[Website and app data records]
((

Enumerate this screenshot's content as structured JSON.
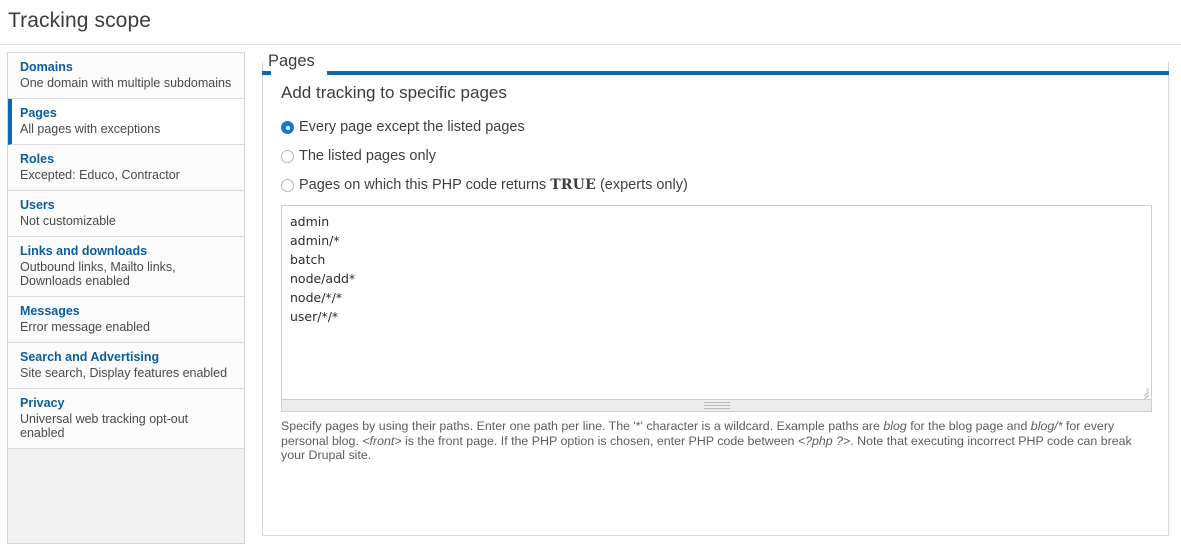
{
  "header": {
    "title": "Tracking scope"
  },
  "sidebar": {
    "items": [
      {
        "title": "Domains",
        "summary": "One domain with multiple subdomains",
        "selected": false
      },
      {
        "title": "Pages",
        "summary": "All pages with exceptions",
        "selected": true
      },
      {
        "title": "Roles",
        "summary": "Excepted: Educo, Contractor",
        "selected": false
      },
      {
        "title": "Users",
        "summary": "Not customizable",
        "selected": false
      },
      {
        "title": "Links and downloads",
        "summary": "Outbound links, Mailto links, Downloads enabled",
        "selected": false
      },
      {
        "title": "Messages",
        "summary": "Error message enabled",
        "selected": false
      },
      {
        "title": "Search and Advertising",
        "summary": "Site search, Display features enabled",
        "selected": false
      },
      {
        "title": "Privacy",
        "summary": "Universal web tracking opt-out enabled",
        "selected": false
      }
    ]
  },
  "panel": {
    "legend": "Pages",
    "heading": "Add tracking to specific pages",
    "radios": [
      {
        "label": "Every page except the listed pages",
        "checked": true
      },
      {
        "label": "The listed pages only",
        "checked": false
      },
      {
        "label_before": "Pages on which this PHP code returns ",
        "code": "TRUE",
        "label_after": " (experts only)",
        "checked": false
      }
    ],
    "textarea": {
      "value": "admin\nadmin/*\nbatch\nnode/add*\nnode/*/*\nuser/*/*",
      "placeholder": ""
    },
    "description": {
      "part1": "Specify pages by using their paths. Enter one path per line. The '*' character is a wildcard. Example paths are ",
      "em1": "blog",
      "part2": " for the blog page and ",
      "em2": "blog/*",
      "part3": " for every personal blog. ",
      "em3": "<front>",
      "part4": " is the front page. If the PHP option is chosen, enter PHP code between ",
      "em4": "<?php ?>",
      "part5": ". Note that executing incorrect PHP code can break your Drupal site."
    }
  },
  "colors": {
    "accent": "#0c6ab2",
    "link": "#0b5d9e",
    "radio_checked": "#1578cf"
  }
}
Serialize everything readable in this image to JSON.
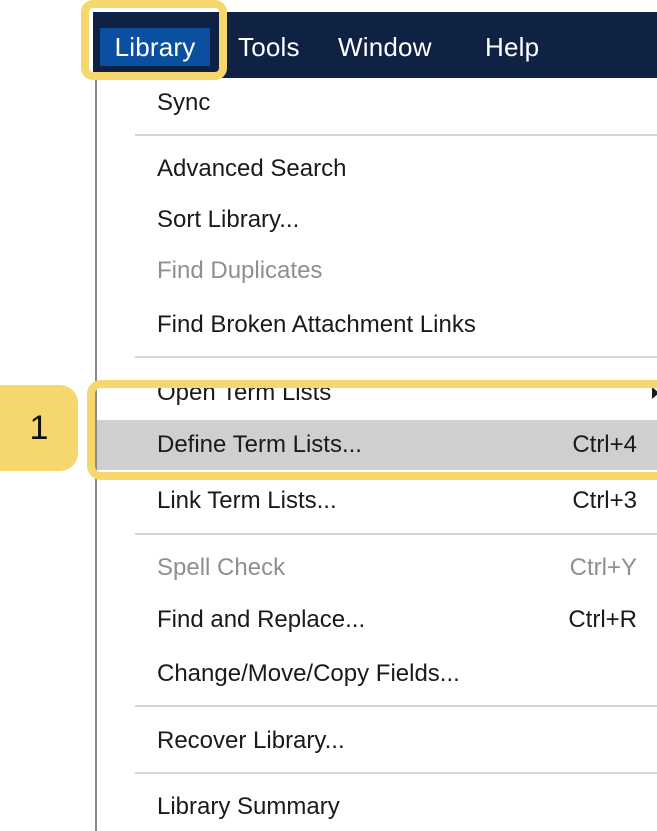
{
  "menubar": {
    "items": [
      {
        "label": "Library"
      },
      {
        "label": "Tools"
      },
      {
        "label": "Window"
      },
      {
        "label": "Help"
      }
    ]
  },
  "library_menu": {
    "items": [
      {
        "label": "Sync",
        "shortcut": "",
        "enabled": true
      },
      {
        "label": "Advanced Search",
        "shortcut": "",
        "enabled": true
      },
      {
        "label": "Sort Library...",
        "shortcut": "",
        "enabled": true
      },
      {
        "label": "Find Duplicates",
        "shortcut": "",
        "enabled": false
      },
      {
        "label": "Find Broken Attachment Links",
        "shortcut": "",
        "enabled": true
      },
      {
        "label": "Open Term Lists",
        "shortcut": "",
        "enabled": true,
        "submenu": true
      },
      {
        "label": "Define Term Lists...",
        "shortcut": "Ctrl+4",
        "enabled": true,
        "highlighted": true
      },
      {
        "label": "Link Term Lists...",
        "shortcut": "Ctrl+3",
        "enabled": true
      },
      {
        "label": "Spell Check",
        "shortcut": "Ctrl+Y",
        "enabled": false
      },
      {
        "label": "Find and Replace...",
        "shortcut": "Ctrl+R",
        "enabled": true
      },
      {
        "label": "Change/Move/Copy Fields...",
        "shortcut": "",
        "enabled": true
      },
      {
        "label": "Recover Library...",
        "shortcut": "",
        "enabled": true
      },
      {
        "label": "Library Summary",
        "shortcut": "",
        "enabled": true
      }
    ]
  },
  "callout": {
    "step_number": "1",
    "color": "#f5d76e"
  },
  "colors": {
    "menubar_bg": "#0f2244",
    "menubar_active": "#0b50a0",
    "item_highlight": "#cfcfcf",
    "disabled_text": "#8f8f8f"
  }
}
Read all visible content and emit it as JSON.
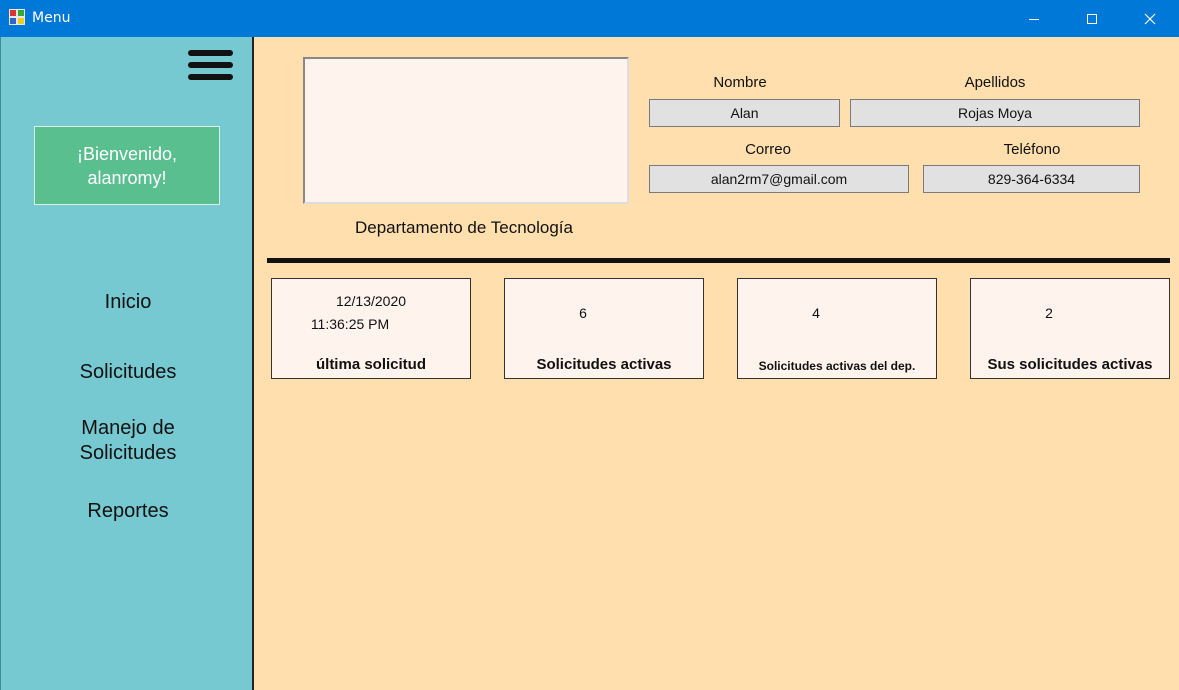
{
  "window": {
    "title": "Menu",
    "accent": "#0078D7",
    "controls": [
      "minimize-icon",
      "maximize-icon",
      "close-icon"
    ]
  },
  "sidebar": {
    "background": "#76C8D1",
    "welcome": "¡Bienvenido,\nalanromy!",
    "items": [
      {
        "label": "Inicio"
      },
      {
        "label": "Solicitudes"
      },
      {
        "label": "Manejo de\nSolicitudes"
      },
      {
        "label": "Reportes"
      }
    ]
  },
  "profile": {
    "department": "Departamento de Tecnología",
    "fields": {
      "nombre_label": "Nombre",
      "nombre_value": "Alan",
      "apellidos_label": "Apellidos",
      "apellidos_value": "Rojas Moya",
      "correo_label": "Correo",
      "correo_value": "alan2rm7@gmail.com",
      "telefono_label": "Teléfono",
      "telefono_value": "829-364-6334"
    }
  },
  "cards": [
    {
      "value_line1": "12/13/2020",
      "value_line2": "11:36:25 PM",
      "caption": "última solicitud"
    },
    {
      "value": "6",
      "caption": "Solicitudes activas"
    },
    {
      "value": "4",
      "caption": "Solicitudes activas del dep."
    },
    {
      "value": "2",
      "caption": "Sus solicitudes activas"
    }
  ]
}
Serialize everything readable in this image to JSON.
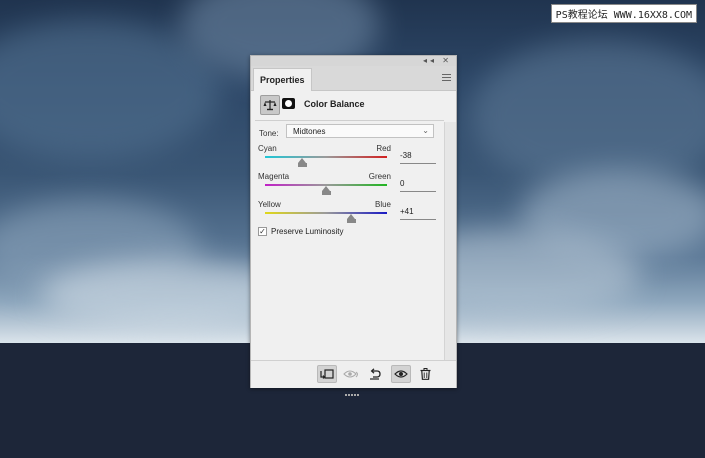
{
  "watermark": "PS教程论坛 WWW.16XX8.COM",
  "panel": {
    "tab_label": "Properties",
    "header_title": "Color Balance",
    "tone": {
      "label": "Tone:",
      "value": "Midtones"
    },
    "sliders": [
      {
        "left_label": "Cyan",
        "right_label": "Red",
        "value": "-38",
        "colors": [
          "#1fc6d6",
          "#d22020"
        ],
        "level": -38
      },
      {
        "left_label": "Magenta",
        "right_label": "Green",
        "value": "0",
        "colors": [
          "#c021c6",
          "#22b522"
        ],
        "level": 0
      },
      {
        "left_label": "Yellow",
        "right_label": "Blue",
        "value": "+41",
        "colors": [
          "#e0d81a",
          "#1a1ac4"
        ],
        "level": 41
      }
    ],
    "preserve_luminosity": {
      "label": "Preserve Luminosity",
      "checked": true
    },
    "footer_icons": [
      "clip-to-layer-icon",
      "view-previous-state-icon",
      "reset-icon",
      "visibility-eye-icon",
      "trash-icon"
    ]
  }
}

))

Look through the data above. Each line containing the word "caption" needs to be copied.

      "caption": "última solicitud"
      "caption": "Solicitudes activas"
      "caption": "Solicitudes activas del dep."
      "caption": "Sus solicitudes activas"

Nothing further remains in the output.